◆ **Material provided**:

====

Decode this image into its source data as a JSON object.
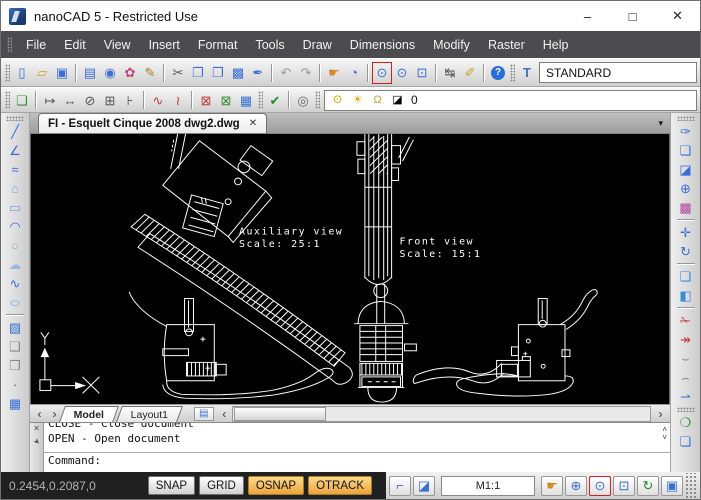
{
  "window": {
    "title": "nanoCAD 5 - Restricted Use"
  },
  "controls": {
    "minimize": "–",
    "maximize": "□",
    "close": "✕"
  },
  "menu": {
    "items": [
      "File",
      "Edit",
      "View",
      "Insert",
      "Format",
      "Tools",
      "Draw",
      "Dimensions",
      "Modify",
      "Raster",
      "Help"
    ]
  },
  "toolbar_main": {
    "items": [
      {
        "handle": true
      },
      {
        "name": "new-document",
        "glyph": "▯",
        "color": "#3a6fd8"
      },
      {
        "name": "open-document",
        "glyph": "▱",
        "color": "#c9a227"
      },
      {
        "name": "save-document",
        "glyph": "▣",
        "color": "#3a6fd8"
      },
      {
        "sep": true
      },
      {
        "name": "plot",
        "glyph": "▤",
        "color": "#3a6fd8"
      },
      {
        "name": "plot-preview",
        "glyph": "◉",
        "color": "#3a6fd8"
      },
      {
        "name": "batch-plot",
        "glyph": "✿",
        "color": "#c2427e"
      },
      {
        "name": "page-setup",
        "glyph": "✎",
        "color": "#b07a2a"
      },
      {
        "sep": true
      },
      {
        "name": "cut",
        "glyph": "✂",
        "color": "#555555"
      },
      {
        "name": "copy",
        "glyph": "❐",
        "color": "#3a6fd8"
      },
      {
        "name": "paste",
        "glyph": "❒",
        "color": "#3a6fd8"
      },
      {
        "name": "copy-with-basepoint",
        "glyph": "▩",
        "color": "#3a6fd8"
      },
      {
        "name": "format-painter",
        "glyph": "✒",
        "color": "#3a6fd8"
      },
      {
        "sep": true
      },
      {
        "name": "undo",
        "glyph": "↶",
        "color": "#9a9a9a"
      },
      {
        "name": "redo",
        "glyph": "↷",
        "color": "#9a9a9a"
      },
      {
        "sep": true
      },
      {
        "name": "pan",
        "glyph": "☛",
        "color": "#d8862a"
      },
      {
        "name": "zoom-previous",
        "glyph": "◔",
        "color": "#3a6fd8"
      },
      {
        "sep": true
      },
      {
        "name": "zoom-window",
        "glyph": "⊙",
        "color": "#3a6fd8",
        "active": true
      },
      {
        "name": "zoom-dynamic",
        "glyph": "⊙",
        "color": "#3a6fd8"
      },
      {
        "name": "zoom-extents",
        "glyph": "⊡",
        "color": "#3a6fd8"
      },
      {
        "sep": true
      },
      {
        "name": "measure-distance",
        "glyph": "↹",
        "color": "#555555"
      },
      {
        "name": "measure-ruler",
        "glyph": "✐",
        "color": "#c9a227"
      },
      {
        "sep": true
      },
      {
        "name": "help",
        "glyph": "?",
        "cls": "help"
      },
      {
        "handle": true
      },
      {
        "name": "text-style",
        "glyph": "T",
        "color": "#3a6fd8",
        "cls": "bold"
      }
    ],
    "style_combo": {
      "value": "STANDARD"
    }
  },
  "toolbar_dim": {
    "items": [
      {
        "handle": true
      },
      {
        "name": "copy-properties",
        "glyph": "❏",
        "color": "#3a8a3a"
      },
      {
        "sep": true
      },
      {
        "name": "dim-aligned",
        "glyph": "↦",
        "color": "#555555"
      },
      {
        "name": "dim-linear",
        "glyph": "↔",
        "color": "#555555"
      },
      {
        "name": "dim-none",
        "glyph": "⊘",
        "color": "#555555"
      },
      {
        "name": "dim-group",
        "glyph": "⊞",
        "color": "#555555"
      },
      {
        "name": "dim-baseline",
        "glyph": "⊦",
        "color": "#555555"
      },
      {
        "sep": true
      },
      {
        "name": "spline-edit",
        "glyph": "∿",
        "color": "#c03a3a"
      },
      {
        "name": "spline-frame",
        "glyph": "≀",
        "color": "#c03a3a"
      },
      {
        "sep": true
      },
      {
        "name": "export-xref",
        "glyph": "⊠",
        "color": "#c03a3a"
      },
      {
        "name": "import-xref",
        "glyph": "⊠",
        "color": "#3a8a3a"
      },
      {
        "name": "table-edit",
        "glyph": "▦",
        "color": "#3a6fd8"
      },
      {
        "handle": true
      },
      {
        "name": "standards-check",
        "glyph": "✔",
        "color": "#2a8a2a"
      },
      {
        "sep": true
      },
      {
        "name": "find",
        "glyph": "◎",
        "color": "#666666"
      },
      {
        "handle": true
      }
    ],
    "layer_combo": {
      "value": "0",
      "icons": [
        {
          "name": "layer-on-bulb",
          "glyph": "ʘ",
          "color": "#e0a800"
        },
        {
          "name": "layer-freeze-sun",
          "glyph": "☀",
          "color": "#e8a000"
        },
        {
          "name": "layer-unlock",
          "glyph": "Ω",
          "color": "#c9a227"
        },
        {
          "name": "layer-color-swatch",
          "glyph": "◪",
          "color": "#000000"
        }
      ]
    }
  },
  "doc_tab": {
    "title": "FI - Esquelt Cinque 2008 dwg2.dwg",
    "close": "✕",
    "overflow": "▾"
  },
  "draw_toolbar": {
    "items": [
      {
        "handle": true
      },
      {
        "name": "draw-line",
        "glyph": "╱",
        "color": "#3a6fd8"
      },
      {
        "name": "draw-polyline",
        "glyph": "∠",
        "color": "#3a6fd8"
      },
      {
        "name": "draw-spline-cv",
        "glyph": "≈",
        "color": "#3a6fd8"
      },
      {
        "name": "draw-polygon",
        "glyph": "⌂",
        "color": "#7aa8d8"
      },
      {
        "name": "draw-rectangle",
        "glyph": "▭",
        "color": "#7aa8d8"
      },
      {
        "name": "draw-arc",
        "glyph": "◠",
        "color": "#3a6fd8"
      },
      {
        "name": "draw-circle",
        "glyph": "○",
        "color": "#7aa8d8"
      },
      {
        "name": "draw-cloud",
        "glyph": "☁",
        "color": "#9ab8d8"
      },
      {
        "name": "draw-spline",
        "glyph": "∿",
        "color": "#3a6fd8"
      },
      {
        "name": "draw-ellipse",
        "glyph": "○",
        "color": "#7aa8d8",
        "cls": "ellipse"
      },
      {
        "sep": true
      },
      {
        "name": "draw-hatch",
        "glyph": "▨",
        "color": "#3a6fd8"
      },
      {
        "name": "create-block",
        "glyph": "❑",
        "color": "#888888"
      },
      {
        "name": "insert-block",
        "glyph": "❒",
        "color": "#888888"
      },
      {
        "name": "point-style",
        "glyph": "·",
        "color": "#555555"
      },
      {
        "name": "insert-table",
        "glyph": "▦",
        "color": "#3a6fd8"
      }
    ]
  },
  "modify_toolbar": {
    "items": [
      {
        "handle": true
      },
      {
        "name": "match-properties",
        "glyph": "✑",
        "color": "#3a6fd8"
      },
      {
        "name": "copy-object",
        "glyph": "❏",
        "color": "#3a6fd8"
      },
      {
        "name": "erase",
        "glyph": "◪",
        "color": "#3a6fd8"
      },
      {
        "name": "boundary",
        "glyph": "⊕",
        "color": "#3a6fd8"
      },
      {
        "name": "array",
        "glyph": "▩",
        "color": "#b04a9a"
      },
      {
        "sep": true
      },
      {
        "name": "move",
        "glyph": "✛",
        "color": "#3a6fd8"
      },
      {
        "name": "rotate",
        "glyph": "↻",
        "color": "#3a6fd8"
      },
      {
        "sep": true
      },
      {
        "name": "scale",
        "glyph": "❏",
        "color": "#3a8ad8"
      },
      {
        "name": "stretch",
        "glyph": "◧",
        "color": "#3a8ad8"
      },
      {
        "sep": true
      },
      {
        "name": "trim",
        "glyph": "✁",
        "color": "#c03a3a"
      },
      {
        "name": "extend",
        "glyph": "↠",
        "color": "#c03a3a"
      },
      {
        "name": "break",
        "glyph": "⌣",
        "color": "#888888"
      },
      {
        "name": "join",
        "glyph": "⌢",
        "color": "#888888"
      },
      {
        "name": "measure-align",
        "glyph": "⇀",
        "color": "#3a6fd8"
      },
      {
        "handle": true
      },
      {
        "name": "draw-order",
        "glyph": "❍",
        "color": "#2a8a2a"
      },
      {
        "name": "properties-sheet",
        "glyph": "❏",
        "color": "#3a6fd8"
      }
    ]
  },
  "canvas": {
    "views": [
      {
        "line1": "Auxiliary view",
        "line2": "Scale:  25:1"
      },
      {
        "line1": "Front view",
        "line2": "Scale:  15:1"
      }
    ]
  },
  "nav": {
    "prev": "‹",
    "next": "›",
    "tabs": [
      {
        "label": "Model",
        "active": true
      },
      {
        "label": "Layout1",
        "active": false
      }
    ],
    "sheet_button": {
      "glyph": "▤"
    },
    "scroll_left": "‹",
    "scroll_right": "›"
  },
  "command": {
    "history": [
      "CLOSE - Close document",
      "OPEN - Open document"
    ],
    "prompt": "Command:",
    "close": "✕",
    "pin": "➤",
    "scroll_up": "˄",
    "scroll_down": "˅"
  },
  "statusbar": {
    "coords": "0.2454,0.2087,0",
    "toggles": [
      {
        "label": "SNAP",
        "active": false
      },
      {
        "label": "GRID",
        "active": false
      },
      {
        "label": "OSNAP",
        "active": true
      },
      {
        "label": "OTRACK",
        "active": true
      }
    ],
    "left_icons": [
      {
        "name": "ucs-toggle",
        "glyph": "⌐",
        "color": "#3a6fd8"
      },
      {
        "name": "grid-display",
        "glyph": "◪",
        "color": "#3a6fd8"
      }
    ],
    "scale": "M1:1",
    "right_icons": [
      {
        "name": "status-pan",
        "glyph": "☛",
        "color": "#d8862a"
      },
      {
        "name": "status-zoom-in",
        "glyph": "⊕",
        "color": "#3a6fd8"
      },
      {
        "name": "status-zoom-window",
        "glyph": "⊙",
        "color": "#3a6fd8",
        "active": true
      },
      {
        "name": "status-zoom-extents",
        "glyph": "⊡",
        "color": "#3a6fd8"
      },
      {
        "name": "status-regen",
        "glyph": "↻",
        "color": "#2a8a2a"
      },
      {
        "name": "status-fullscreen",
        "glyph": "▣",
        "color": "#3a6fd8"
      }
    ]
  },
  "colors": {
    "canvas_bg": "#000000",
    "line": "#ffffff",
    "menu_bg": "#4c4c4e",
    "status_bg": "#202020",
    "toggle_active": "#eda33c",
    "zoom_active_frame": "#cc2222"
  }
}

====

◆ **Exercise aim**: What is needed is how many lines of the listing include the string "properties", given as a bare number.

◆ **Result below**: 3